TASK PROMPT:
The answer should consist of each line from the data below that includes "icon".

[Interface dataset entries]
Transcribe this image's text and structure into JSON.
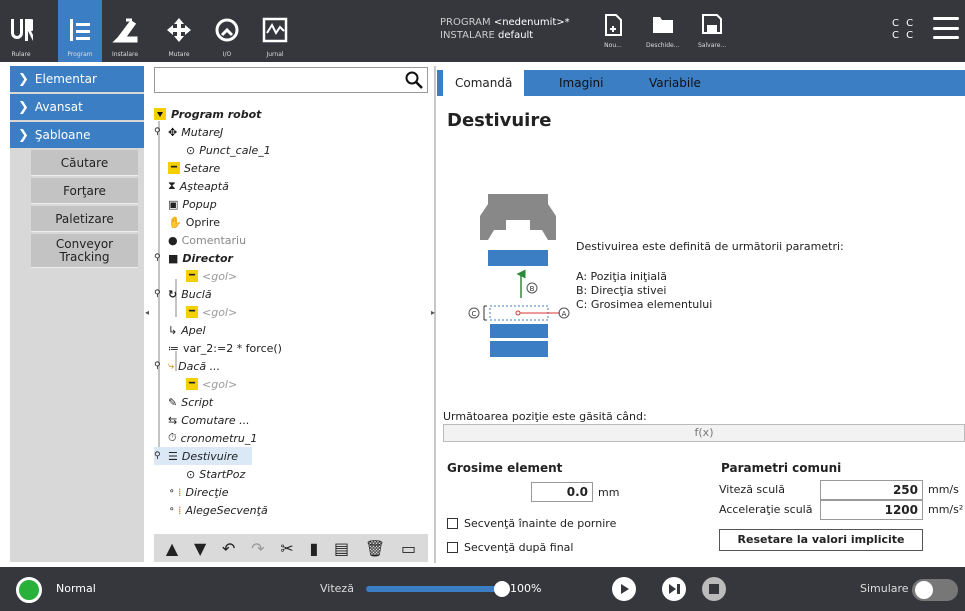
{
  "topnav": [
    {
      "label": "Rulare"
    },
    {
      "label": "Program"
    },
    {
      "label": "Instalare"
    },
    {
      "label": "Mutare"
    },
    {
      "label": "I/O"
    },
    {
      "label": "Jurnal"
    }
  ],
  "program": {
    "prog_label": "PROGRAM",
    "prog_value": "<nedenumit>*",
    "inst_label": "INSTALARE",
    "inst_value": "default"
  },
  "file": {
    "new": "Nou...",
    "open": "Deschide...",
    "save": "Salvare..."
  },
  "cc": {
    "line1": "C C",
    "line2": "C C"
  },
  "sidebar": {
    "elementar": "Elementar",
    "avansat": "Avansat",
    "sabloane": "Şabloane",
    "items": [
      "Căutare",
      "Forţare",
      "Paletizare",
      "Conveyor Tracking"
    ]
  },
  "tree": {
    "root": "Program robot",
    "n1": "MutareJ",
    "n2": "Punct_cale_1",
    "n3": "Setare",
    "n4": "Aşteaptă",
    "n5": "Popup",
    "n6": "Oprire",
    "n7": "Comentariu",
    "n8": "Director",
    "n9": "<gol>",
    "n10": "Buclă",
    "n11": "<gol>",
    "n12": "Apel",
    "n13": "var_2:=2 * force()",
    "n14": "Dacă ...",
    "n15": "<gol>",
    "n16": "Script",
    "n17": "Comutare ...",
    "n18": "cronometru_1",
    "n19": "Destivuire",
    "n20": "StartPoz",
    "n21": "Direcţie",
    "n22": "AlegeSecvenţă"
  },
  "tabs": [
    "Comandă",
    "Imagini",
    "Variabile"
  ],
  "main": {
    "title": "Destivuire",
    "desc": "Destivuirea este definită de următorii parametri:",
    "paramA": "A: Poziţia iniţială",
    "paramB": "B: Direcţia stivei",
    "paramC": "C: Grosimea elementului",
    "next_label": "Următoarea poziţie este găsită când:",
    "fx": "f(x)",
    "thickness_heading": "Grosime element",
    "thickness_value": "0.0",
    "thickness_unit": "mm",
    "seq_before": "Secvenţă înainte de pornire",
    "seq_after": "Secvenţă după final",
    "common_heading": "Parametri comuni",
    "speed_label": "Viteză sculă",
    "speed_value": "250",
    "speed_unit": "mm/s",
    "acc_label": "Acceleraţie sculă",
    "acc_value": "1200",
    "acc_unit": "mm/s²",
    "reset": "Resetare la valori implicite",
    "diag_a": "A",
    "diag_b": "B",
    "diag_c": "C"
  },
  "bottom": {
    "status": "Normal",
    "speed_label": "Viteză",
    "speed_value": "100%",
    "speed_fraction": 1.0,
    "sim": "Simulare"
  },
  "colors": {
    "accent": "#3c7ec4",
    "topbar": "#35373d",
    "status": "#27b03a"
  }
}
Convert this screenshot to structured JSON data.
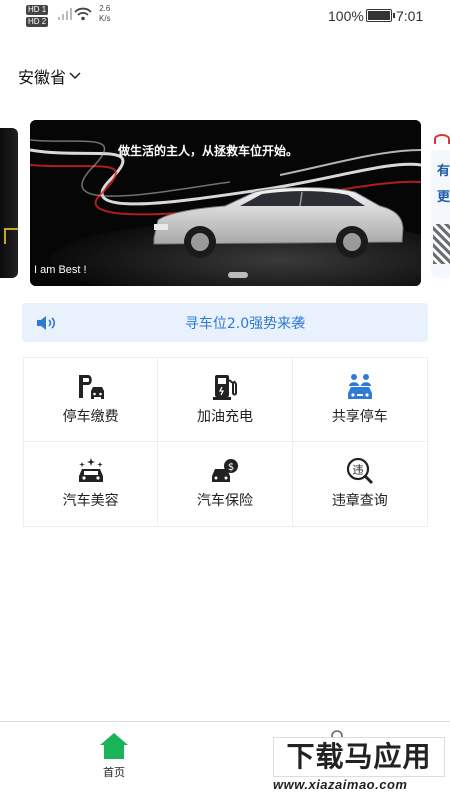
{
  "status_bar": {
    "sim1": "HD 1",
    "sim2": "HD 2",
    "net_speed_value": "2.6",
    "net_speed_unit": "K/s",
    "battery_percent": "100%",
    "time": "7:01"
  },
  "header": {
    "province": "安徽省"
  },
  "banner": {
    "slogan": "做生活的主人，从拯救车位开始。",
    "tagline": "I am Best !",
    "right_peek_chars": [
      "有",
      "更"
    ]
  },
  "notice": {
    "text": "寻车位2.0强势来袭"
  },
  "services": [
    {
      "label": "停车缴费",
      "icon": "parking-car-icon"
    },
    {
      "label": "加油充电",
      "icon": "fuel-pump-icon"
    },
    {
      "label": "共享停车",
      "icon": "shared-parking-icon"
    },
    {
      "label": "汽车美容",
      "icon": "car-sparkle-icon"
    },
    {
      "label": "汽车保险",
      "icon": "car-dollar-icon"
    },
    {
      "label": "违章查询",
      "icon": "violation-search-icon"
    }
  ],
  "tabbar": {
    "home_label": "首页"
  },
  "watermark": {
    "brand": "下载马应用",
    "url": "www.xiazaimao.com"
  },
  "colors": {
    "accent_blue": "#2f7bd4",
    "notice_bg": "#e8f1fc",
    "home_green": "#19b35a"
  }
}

WORKED SOLUTION:
      "icon": "parking-car-icon"
      "icon": "fuel-pump-icon"
      "icon": "shared-parking-icon"
      "icon": "car-sparkle-icon"
      "icon": "car-dollar-icon"
      "icon": "violation-search-icon"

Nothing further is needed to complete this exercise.